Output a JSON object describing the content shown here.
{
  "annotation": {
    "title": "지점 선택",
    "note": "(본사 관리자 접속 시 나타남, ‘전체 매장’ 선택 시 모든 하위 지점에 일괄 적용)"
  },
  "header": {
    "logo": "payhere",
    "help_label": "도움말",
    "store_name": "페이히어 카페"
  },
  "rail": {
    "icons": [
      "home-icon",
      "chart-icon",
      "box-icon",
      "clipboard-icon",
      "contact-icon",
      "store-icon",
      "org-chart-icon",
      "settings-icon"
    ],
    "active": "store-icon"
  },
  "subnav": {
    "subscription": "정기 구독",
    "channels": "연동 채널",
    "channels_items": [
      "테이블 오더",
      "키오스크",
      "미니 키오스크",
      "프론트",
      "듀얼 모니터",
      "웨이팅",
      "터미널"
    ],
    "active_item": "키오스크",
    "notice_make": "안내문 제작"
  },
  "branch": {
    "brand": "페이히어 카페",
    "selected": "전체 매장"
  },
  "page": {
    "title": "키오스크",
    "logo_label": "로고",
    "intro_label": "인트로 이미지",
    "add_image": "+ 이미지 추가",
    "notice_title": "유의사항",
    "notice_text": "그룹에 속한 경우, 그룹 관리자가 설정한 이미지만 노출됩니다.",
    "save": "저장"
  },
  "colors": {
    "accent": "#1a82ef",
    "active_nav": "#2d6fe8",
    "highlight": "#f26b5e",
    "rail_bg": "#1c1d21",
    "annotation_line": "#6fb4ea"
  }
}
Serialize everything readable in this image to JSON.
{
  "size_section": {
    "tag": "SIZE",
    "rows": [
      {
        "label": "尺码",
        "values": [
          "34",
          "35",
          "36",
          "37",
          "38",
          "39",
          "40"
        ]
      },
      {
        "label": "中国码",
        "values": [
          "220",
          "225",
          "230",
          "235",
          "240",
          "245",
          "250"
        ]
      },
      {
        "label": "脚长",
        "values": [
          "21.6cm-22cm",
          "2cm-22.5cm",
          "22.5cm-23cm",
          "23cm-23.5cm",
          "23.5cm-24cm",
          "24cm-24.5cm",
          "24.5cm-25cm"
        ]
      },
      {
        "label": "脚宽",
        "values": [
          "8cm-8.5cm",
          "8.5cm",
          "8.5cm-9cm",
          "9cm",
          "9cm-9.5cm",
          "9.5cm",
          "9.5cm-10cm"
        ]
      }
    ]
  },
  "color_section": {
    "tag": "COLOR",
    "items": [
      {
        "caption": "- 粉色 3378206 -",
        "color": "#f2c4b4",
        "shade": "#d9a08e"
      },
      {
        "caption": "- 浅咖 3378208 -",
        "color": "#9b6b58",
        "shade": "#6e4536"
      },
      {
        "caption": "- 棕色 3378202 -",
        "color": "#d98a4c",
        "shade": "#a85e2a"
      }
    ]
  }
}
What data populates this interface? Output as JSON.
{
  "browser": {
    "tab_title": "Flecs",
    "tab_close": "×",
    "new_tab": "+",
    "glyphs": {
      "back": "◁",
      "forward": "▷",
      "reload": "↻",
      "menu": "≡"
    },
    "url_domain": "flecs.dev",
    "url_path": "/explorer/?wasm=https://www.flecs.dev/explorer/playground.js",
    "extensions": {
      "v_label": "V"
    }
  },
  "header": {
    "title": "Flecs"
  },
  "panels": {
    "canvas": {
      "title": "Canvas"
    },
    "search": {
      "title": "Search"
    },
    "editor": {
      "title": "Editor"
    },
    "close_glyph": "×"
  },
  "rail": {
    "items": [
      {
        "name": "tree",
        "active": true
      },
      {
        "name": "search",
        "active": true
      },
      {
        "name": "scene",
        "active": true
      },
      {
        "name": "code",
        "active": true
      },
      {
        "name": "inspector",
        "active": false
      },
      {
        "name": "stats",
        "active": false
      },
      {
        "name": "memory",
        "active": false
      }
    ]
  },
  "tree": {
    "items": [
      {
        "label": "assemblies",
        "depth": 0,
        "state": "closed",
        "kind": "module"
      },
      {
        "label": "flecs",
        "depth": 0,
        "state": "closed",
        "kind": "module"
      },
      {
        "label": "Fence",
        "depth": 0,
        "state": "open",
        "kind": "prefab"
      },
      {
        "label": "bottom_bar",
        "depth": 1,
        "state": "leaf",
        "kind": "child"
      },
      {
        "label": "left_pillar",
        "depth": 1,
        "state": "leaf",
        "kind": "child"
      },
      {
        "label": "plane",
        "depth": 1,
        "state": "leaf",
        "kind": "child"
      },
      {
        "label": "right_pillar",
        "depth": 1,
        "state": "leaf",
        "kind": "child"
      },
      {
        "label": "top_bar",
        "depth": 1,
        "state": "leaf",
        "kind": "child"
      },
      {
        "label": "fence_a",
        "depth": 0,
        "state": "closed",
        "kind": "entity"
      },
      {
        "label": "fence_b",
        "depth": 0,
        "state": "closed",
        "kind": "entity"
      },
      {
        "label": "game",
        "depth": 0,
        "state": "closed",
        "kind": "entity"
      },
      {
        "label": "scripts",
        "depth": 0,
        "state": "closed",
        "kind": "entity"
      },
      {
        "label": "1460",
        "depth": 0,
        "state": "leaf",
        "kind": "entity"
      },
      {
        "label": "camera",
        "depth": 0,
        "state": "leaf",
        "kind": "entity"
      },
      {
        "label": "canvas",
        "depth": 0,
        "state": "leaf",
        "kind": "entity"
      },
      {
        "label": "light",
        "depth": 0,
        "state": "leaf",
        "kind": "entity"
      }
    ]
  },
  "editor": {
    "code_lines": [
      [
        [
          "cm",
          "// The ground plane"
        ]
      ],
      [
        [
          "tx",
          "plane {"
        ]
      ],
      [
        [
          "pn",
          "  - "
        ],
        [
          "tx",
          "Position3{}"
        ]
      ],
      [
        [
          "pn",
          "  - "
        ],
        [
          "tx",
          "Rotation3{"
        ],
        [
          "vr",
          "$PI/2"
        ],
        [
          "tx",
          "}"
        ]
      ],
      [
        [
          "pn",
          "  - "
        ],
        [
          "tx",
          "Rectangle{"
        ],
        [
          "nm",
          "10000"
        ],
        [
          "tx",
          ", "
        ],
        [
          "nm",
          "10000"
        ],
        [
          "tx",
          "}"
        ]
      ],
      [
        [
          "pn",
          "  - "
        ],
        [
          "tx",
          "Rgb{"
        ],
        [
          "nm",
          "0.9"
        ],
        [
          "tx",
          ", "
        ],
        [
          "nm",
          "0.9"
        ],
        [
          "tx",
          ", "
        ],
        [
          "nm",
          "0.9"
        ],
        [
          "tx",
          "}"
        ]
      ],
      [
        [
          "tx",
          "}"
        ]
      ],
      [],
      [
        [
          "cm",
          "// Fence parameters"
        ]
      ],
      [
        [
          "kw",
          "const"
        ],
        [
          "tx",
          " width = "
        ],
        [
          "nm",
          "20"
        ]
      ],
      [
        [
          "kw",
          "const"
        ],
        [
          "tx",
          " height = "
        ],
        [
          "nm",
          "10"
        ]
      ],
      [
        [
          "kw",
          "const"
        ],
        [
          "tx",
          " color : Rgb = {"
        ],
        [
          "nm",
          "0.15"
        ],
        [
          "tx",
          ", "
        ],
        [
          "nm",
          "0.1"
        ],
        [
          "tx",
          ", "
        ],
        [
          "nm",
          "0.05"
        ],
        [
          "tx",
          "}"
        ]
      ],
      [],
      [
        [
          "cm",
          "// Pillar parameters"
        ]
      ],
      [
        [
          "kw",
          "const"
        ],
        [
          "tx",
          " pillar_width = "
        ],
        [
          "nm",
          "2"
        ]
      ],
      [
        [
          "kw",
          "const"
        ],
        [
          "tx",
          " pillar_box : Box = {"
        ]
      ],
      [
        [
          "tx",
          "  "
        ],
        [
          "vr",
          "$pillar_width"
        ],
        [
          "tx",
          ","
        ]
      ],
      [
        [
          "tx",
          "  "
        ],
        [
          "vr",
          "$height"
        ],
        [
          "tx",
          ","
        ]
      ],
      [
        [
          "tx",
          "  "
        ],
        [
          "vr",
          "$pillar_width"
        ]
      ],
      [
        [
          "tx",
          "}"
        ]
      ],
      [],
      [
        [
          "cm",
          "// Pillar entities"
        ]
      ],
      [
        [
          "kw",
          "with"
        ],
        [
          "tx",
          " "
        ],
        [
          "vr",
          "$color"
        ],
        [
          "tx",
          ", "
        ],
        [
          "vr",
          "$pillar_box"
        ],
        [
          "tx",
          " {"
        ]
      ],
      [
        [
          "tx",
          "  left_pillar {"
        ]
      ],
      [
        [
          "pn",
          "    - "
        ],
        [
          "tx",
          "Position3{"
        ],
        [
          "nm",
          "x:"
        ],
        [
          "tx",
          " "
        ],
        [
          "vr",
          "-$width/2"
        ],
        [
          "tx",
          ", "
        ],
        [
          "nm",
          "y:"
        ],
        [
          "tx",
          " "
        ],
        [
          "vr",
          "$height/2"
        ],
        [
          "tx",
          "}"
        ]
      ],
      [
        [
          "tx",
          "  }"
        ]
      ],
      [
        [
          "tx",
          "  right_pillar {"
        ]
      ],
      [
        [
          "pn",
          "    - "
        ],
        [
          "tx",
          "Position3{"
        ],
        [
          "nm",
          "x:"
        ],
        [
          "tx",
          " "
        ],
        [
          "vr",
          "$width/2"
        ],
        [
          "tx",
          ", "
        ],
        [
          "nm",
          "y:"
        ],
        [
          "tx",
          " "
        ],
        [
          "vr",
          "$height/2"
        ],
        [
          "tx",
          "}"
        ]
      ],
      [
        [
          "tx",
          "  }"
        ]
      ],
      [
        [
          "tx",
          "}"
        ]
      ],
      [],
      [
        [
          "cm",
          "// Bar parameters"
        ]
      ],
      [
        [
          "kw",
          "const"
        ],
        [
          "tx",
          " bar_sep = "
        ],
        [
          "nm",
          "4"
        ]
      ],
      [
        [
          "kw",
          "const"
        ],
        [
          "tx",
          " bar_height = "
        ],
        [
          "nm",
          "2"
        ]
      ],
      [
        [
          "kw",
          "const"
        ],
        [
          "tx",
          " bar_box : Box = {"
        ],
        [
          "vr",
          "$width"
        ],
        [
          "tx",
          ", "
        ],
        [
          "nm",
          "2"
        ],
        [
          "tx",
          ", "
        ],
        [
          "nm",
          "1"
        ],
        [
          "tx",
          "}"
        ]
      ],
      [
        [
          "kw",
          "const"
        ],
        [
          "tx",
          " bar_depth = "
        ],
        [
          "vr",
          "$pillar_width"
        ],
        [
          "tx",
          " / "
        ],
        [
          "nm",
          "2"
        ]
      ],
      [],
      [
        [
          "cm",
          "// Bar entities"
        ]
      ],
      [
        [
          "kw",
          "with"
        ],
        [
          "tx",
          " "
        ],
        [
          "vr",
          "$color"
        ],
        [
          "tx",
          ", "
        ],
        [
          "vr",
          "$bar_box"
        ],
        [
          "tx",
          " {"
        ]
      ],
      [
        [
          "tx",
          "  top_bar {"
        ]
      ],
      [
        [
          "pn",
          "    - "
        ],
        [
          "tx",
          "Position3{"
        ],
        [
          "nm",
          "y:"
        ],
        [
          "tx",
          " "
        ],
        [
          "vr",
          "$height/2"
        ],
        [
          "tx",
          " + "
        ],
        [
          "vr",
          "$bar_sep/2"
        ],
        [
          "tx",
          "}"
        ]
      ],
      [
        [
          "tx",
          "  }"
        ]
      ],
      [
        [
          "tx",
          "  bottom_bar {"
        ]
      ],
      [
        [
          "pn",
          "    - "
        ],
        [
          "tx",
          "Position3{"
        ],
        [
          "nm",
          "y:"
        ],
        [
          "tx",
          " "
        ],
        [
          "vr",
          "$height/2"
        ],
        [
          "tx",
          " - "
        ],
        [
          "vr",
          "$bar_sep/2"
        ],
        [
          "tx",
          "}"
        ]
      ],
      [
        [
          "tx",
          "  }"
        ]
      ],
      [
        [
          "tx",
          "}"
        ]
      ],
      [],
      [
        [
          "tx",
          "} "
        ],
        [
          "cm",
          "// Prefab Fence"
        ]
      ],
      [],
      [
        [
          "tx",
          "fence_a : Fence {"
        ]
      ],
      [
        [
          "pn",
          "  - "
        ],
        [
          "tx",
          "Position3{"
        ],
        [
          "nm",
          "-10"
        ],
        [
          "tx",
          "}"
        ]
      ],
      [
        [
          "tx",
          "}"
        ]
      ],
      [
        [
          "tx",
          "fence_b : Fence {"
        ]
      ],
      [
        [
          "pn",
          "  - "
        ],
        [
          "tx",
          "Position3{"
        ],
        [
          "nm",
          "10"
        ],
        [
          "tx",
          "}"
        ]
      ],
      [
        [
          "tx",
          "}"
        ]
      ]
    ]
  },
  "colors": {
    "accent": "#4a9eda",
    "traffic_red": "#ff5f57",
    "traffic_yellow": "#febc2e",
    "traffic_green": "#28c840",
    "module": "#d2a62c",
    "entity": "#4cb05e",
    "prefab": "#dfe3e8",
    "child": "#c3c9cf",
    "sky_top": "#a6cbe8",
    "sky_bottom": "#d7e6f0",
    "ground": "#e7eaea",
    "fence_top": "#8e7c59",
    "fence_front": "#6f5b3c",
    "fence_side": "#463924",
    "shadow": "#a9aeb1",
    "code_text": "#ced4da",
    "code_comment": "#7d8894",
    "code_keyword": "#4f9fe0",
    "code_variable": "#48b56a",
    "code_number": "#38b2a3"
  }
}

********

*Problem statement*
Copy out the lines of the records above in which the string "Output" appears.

*Response to this exercise*
Output a JSON object describing the content shown here.
What data populates this interface? Output as JSON.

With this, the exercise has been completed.